• _Task prompt_:
Please output the entries below without altering a single character.

------ Data ------

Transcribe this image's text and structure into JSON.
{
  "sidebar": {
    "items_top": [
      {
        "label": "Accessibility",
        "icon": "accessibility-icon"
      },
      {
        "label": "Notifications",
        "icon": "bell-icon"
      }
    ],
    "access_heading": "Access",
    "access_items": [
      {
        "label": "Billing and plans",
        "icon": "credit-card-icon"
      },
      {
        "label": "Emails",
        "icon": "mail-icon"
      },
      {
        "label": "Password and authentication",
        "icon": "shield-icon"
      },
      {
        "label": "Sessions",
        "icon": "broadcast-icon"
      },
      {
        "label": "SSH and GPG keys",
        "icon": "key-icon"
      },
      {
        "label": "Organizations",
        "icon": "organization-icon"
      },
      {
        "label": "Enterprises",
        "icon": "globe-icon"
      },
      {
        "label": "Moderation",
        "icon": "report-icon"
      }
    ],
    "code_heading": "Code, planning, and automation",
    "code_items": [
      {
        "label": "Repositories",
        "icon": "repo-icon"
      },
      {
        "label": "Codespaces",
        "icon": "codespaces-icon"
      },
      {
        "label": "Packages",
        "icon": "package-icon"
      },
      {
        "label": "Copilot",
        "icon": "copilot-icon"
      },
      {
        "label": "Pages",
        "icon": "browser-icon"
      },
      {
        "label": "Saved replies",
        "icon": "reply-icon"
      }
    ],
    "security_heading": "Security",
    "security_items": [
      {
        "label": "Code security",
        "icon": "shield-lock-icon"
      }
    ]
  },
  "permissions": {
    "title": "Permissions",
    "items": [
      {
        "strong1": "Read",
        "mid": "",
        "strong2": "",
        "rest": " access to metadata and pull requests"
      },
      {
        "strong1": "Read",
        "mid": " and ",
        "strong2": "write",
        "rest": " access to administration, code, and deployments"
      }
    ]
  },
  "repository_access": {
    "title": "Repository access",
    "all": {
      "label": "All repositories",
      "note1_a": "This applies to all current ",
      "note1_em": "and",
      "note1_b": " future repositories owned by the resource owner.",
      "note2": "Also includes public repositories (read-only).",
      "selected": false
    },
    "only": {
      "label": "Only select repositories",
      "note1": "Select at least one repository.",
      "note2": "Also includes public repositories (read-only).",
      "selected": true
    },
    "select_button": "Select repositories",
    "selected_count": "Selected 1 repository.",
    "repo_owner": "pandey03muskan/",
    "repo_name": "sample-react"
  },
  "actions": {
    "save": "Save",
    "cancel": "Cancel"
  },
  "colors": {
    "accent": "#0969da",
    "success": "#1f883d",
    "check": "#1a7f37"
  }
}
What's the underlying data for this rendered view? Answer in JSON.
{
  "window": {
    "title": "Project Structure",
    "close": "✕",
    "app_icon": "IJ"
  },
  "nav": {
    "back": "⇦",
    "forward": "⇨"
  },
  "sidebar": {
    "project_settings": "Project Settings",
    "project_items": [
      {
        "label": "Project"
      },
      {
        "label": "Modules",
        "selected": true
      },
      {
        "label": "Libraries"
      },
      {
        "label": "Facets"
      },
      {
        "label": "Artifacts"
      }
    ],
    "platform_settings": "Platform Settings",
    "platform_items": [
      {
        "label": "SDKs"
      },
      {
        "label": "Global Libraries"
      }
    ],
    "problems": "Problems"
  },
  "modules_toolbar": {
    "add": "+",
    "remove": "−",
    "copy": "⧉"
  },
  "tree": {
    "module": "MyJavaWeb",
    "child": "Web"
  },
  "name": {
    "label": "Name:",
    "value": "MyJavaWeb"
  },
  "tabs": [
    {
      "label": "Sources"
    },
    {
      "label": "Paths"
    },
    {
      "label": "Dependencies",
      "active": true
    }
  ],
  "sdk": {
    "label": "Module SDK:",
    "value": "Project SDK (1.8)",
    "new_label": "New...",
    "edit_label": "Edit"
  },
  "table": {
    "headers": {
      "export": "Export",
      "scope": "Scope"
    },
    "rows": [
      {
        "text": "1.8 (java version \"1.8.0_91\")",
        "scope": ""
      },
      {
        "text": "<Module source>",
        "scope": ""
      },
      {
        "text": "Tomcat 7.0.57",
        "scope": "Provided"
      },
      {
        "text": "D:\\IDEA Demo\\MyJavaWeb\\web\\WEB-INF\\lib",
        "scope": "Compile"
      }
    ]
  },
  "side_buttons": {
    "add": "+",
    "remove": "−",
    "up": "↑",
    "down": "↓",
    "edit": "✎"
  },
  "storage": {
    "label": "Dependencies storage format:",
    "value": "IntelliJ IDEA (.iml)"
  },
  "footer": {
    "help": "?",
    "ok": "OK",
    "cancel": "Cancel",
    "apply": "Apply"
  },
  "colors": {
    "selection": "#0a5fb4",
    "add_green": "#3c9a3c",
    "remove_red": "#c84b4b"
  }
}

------

• _Solution to the problem_:
Transcribe this image's text and structure into JSON.
{
  "sidebar": {
    "items_top": [
      {
        "label": "Accessibility",
        "icon": "accessibility-icon"
      },
      {
        "label": "Notifications",
        "icon": "bell-icon"
      }
    ],
    "access_heading": "Access",
    "access_items": [
      {
        "label": "Billing and plans",
        "icon": "credit-card-icon"
      },
      {
        "label": "Emails",
        "icon": "mail-icon"
      },
      {
        "label": "Password and authentication",
        "icon": "shield-icon"
      },
      {
        "label": "Sessions",
        "icon": "broadcast-icon"
      },
      {
        "label": "SSH and GPG keys",
        "icon": "key-icon"
      },
      {
        "label": "Organizations",
        "icon": "organization-icon"
      },
      {
        "label": "Enterprises",
        "icon": "globe-icon"
      },
      {
        "label": "Moderation",
        "icon": "report-icon"
      }
    ],
    "code_heading": "Code, planning, and automation",
    "code_items": [
      {
        "label": "Repositories",
        "icon": "repo-icon"
      },
      {
        "label": "Codespaces",
        "icon": "codespaces-icon"
      },
      {
        "label": "Packages",
        "icon": "package-icon"
      },
      {
        "label": "Copilot",
        "icon": "copilot-icon"
      },
      {
        "label": "Pages",
        "icon": "browser-icon"
      },
      {
        "label": "Saved replies",
        "icon": "reply-icon"
      }
    ],
    "security_heading": "Security",
    "security_items": [
      {
        "label": "Code security",
        "icon": "shield-lock-icon"
      }
    ]
  },
  "permissions": {
    "title": "Permissions",
    "items": [
      {
        "strong1": "Read",
        "mid": "",
        "strong2": "",
        "rest": " access to metadata and pull requests"
      },
      {
        "strong1": "Read",
        "mid": " and ",
        "strong2": "write",
        "rest": " access to administration, code, and deployments"
      }
    ]
  },
  "repository_access": {
    "title": "Repository access",
    "all": {
      "label": "All repositories",
      "note1_a": "This applies to all current ",
      "note1_em": "and",
      "note1_b": " future repositories owned by the resource owner.",
      "note2": "Also includes public repositories (read-only).",
      "selected": false
    },
    "only": {
      "label": "Only select repositories",
      "note1": "Select at least one repository.",
      "note2": "Also includes public repositories (read-only).",
      "selected": true
    },
    "select_button": "Select repositories",
    "selected_count": "Selected 1 repository.",
    "repo_owner": "pandey03muskan/",
    "repo_name": "sample-react"
  },
  "actions": {
    "save": "Save",
    "cancel": "Cancel"
  },
  "colors": {
    "accent": "#0969da",
    "success": "#1f883d",
    "check": "#1a7f37"
  }
}
What's the underlying data for this rendered view? Answer in JSON.
{
  "window": {
    "title": "Project Structure",
    "close": "✕",
    "app_icon": "IJ"
  },
  "nav": {
    "back": "⇦",
    "forward": "⇨"
  },
  "sidebar": {
    "project_settings": "Project Settings",
    "project_items": [
      {
        "label": "Project"
      },
      {
        "label": "Modules",
        "selected": true
      },
      {
        "label": "Libraries"
      },
      {
        "label": "Facets"
      },
      {
        "label": "Artifacts"
      }
    ],
    "platform_settings": "Platform Settings",
    "platform_items": [
      {
        "label": "SDKs"
      },
      {
        "label": "Global Libraries"
      }
    ],
    "problems": "Problems"
  },
  "modules_toolbar": {
    "add": "+",
    "remove": "−",
    "copy": "⧉"
  },
  "tree": {
    "module": "MyJavaWeb",
    "child": "Web"
  },
  "name": {
    "label": "Name:",
    "value": "MyJavaWeb"
  },
  "tabs": [
    {
      "label": "Sources"
    },
    {
      "label": "Paths"
    },
    {
      "label": "Dependencies",
      "active": true
    }
  ],
  "sdk": {
    "label": "Module SDK:",
    "value": "Project SDK (1.8)",
    "new_label": "New...",
    "edit_label": "Edit"
  },
  "table": {
    "headers": {
      "export": "Export",
      "scope": "Scope"
    },
    "rows": [
      {
        "text": "1.8 (java version \"1.8.0_91\")",
        "scope": ""
      },
      {
        "text": "<Module source>",
        "scope": ""
      },
      {
        "text": "Tomcat 7.0.57",
        "scope": "Provided"
      },
      {
        "text": "D:\\IDEA Demo\\MyJavaWeb\\web\\WEB-INF\\lib",
        "scope": "Compile"
      }
    ]
  },
  "side_buttons": {
    "add": "+",
    "remove": "−",
    "up": "↑",
    "down": "↓",
    "edit": "✎"
  },
  "storage": {
    "label": "Dependencies storage format:",
    "value": "IntelliJ IDEA (.iml)"
  },
  "footer": {
    "help": "?",
    "ok": "OK",
    "cancel": "Cancel",
    "apply": "Apply"
  },
  "colors": {
    "selection": "#0a5fb4",
    "add_green": "#3c9a3c",
    "remove_red": "#c84b4b"
  }
}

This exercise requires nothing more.